Early January is peak tourist time in Hawaii, and alternative lodging is unlikely to save you much money. First, we got quite a good deal on hotel rates for the conference. Second, anything reasonably close is going to be quite expensive. Three bedroom condos with a kitchen in the Mauna Lani resort run about $300/night, so it is conceivable that three couples who cooked could save money by sharing one, but even that is borderline. Most importantly, the best part of the conference is the informal interactions; if you are staying somewhere else, you are likely to miss some of these opportunities.

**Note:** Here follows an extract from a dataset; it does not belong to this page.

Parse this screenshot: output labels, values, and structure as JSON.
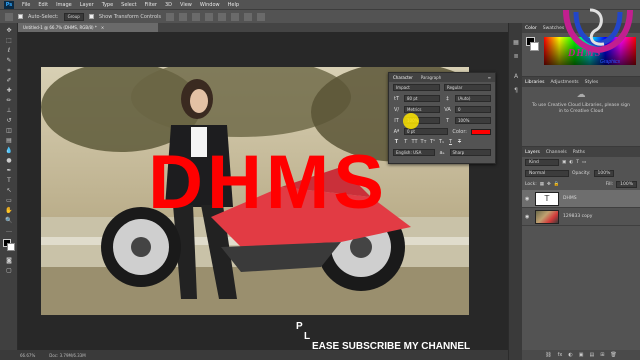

On the other hand, finding excellent lodging that is cheaper before and especially after the conference shouldn't be too hard, especially if you start early. Personally, I've had good luck with B&B's, although I generally stay with friends. A fairly complete list of lodging possibilities is available from the Hawaiian Visitor's Bureau. Camping is also a good cheap option, although park cabins and campsites are scarce and will be booked well ahead. There are a dozen county-operated beach parks and camping sites that dot the circumference of the Big Island. Permit and registration information, can be obtained by writing the Department of Parks and Recreation, 25 Aupuni Street, Hilo, Hawaii 96720; phone (808) 961-8311. Lots of information on camping options is available from the visitor's bureau.

Other tips

There are various useful web sites you might want to check for more tips and discounts:
This document was written by Larry Hunter, and last updated 12/5/98. It is correct to the best of my knowledge, but things can change and I have been known to be wrong on occasion. :-)